Exercise requirements — Please print each record that follows precisely as it appears.

##### Data under study

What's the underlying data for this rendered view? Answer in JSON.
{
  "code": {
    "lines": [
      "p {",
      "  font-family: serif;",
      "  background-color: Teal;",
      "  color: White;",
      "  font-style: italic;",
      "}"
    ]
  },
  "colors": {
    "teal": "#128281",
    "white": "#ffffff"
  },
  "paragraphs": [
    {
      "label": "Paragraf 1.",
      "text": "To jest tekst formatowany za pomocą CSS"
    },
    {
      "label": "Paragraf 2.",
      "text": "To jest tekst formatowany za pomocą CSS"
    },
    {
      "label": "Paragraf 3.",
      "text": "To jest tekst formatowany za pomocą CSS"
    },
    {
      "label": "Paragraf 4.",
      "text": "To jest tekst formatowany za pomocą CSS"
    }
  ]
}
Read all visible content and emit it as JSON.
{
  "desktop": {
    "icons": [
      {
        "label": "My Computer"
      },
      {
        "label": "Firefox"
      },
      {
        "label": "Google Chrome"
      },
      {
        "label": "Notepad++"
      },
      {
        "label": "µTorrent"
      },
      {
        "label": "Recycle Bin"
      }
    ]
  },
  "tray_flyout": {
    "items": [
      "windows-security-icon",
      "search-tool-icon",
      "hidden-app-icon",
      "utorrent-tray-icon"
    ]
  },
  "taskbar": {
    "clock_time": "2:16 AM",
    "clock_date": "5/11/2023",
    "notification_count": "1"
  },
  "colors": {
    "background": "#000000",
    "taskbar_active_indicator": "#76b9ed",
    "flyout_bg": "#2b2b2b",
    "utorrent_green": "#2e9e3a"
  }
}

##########

Response to this exercise —
What's the underlying data for this rendered view? Answer in JSON.
{
  "code": {
    "lines": [
      "p {",
      "  font-family: serif;",
      "  background-color: Teal;",
      "  color: White;",
      "  font-style: italic;",
      "}"
    ]
  },
  "colors": {
    "teal": "#128281",
    "white": "#ffffff"
  },
  "paragraphs": [
    {
      "label": "Paragraf 1.",
      "text": "To jest tekst formatowany za pomocą CSS"
    },
    {
      "label": "Paragraf 2.",
      "text": "To jest tekst formatowany za pomocą CSS"
    },
    {
      "label": "Paragraf 3.",
      "text": "To jest tekst formatowany za pomocą CSS"
    },
    {
      "label": "Paragraf 4.",
      "text": "To jest tekst formatowany za pomocą CSS"
    }
  ]
}
Read all visible content and emit it as JSON.
{
  "desktop": {
    "icons": [
      {
        "label": "My Computer"
      },
      {
        "label": "Firefox"
      },
      {
        "label": "Google Chrome"
      },
      {
        "label": "Notepad++"
      },
      {
        "label": "µTorrent"
      },
      {
        "label": "Recycle Bin"
      }
    ]
  },
  "tray_flyout": {
    "items": [
      "windows-security-icon",
      "search-tool-icon",
      "hidden-app-icon",
      "utorrent-tray-icon"
    ]
  },
  "taskbar": {
    "clock_time": "2:16 AM",
    "clock_date": "5/11/2023",
    "notification_count": "1"
  },
  "colors": {
    "background": "#000000",
    "taskbar_active_indicator": "#76b9ed",
    "flyout_bg": "#2b2b2b",
    "utorrent_green": "#2e9e3a"
  }
}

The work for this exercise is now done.